"It is much nicer from the patient's perspective to have this type of elective procedure performed in an office-based setting. However, surgeons may fail to investigate that opportunity because they wrongly assume extensive measures are needed to assure safety and sterility. As we learned, it is easy to implement the relevant AAAHC criteria and even exceed that organization's safety and sterility standards without the superfluous administrative components," he said.

Section 8 is important because it provides a facility and environment checklist. However, most of its items are probably already in place in an existing office-based LASIK suite.

For example, that section stipulates the need for adequate lighting and ventilation, procedures to minimize sources and transmission of infections, and procedures for proper identification, management, handling, transport, treatment, and disposition of hazardous materials and wastes.

Facility cleanliness One part of Section 8 that may require modifications relates to cleaning and maintenance of the facility. As stipulated by those criteria, surgeons should be sure the surgery suite has covered floors, non-flaking ceiling tiles, and undergoes monthly cleaning of its walls, ceilings, and all other non-surgical surfaces, Dr. Boxer Wachler explained.

Section 9 of the AAAHC criteria focuses on anesthesia services. However, those standards are not applicable to phakic IOL surgery if the procedure is being performed without an IV line in place.

"We perform phakic IOL implantation with topical anesthesia and do not supplement it with IV sedation, and so there is no need for monitoring of cardiovascular and pulmonary function by an anesthesiologist or nurse anesthetist," Dr. Boxer Wachler said.

The last section of the AAAHC criteria relates to standards for room construction and sterility, and they too are likely already being followed in any facility that is being used for LASIK.

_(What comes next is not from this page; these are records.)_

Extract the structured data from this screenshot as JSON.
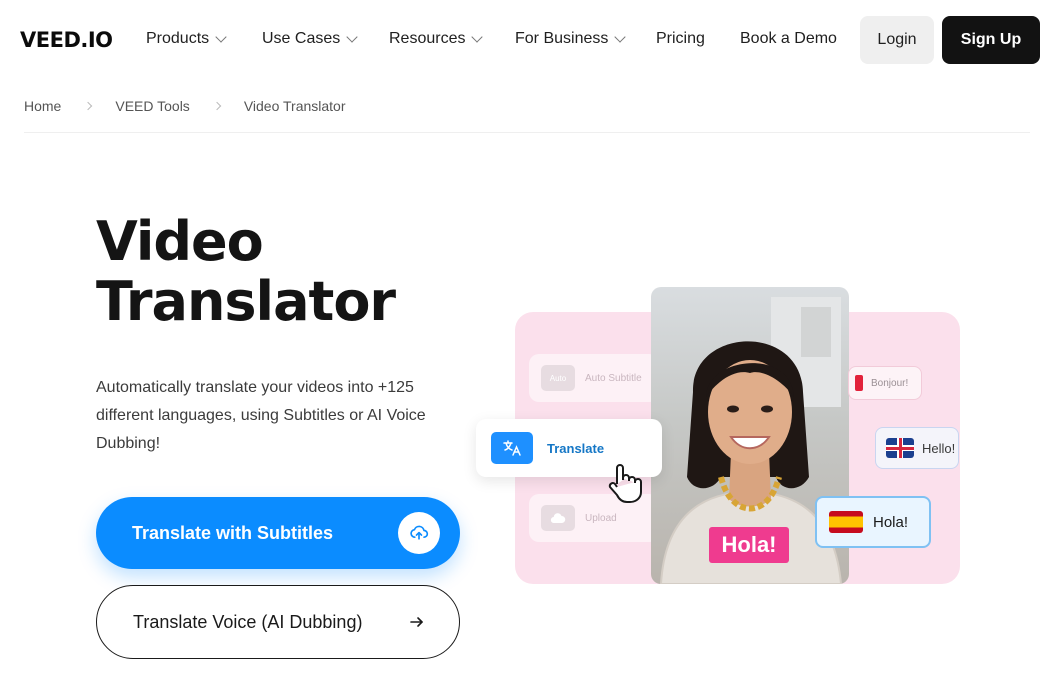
{
  "nav": {
    "logo": "VEED.IO",
    "items": [
      {
        "label": "Products",
        "has_dropdown": true
      },
      {
        "label": "Use Cases",
        "has_dropdown": true
      },
      {
        "label": "Resources",
        "has_dropdown": true
      },
      {
        "label": "For Business",
        "has_dropdown": true
      },
      {
        "label": "Pricing",
        "has_dropdown": false
      },
      {
        "label": "Book a Demo",
        "has_dropdown": false
      }
    ],
    "login": "Login",
    "signup": "Sign Up"
  },
  "breadcrumb": [
    "Home",
    "VEED Tools",
    "Video Translator"
  ],
  "hero": {
    "title_line1": "Video",
    "title_line2": "Translator",
    "description": "Automatically translate your videos into +125 different languages, using Subtitles or AI Voice Dubbing!",
    "primary_button": "Translate with Subtitles",
    "secondary_button": "Translate Voice (AI Dubbing)"
  },
  "illustration": {
    "ghost_cards": [
      {
        "icon_text": "Auto",
        "label": "Auto Subtitle"
      },
      {
        "icon_text": "",
        "label": "Upload"
      }
    ],
    "translate_card": {
      "icon": "translate-icon",
      "label": "Translate"
    },
    "bubbles": {
      "bonjour": "Bonjour!",
      "hello": "Hello!",
      "hola": "Hola!",
      "hola_caption": "Hola!"
    }
  },
  "colors": {
    "brand_blue": "#0b8cff",
    "dark": "#121212",
    "pink": "#ef3b8f",
    "illustration_bg": "#fbe0ec"
  }
}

For example, Section 10H requires that the room be constructed and equipped in compliance with applicable state and local fire codes. Criteria in Section 10L describe the need for proper attire of all persons entering the operating room and their use of acceptable aseptic techniques, allowing authorized persons only in the surgical area, use of suitable equipment for regular surface cleaning, and the need to clean the operating area before each procedure, have suitable sterilization equipment, and have packaging and labeling procedures for sterilized materials to maintain sterility and identify sterility dates.

In his own practice, Dr. Boxer Wachler implements a few additional procedures that are designed to enhance safety and sterility when performing phakic IOL implantation. Similar to cataract surgery, all personnel are gowned, the patient is draped, the preoperative prep includes a povidone-iodine prep and scrub, and endophthalmitis prophylaxis is provided with use of a fourth-generation fluoroquinolone. In addition, the incision used for IOL implantation is sutured at the end of the procedure.

"The incidence of post-cataract surgery endophthalmitis has increased 15-fold comparing sutureless, clear corneal procedures against those performed with a sutured wound. Suturing the wound greatly reduces the risk of endophthalmitis because it prevents reflux of the bacteria-containing tear film through the incision and into the anterior chamber as shown by Dr. Peter McDonnell's recent study," he explained.

Dr. Boxer Wachler's personal record speaks to the ability to perform Verisyse IOL (AMO) implantation safely in the office-based surgery setting.